Available data ->

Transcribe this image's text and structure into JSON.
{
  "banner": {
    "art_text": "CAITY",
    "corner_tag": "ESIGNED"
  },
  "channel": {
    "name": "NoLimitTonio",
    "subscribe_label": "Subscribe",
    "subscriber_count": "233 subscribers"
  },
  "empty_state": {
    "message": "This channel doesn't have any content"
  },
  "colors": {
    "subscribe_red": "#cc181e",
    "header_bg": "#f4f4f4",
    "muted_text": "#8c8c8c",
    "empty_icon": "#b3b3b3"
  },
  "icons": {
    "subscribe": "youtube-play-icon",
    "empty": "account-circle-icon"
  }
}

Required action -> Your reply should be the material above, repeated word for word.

Answer to the exercise ->
Transcribe this image's text and structure into JSON.
{
  "banner": {
    "art_text": "CAITY",
    "corner_tag": "ESIGNED"
  },
  "channel": {
    "name": "NoLimitTonio",
    "subscribe_label": "Subscribe",
    "subscriber_count": "233 subscribers"
  },
  "empty_state": {
    "message": "This channel doesn't have any content"
  },
  "colors": {
    "subscribe_red": "#cc181e",
    "header_bg": "#f4f4f4",
    "muted_text": "#8c8c8c",
    "empty_icon": "#b3b3b3"
  },
  "icons": {
    "subscribe": "youtube-play-icon",
    "empty": "account-circle-icon"
  }
}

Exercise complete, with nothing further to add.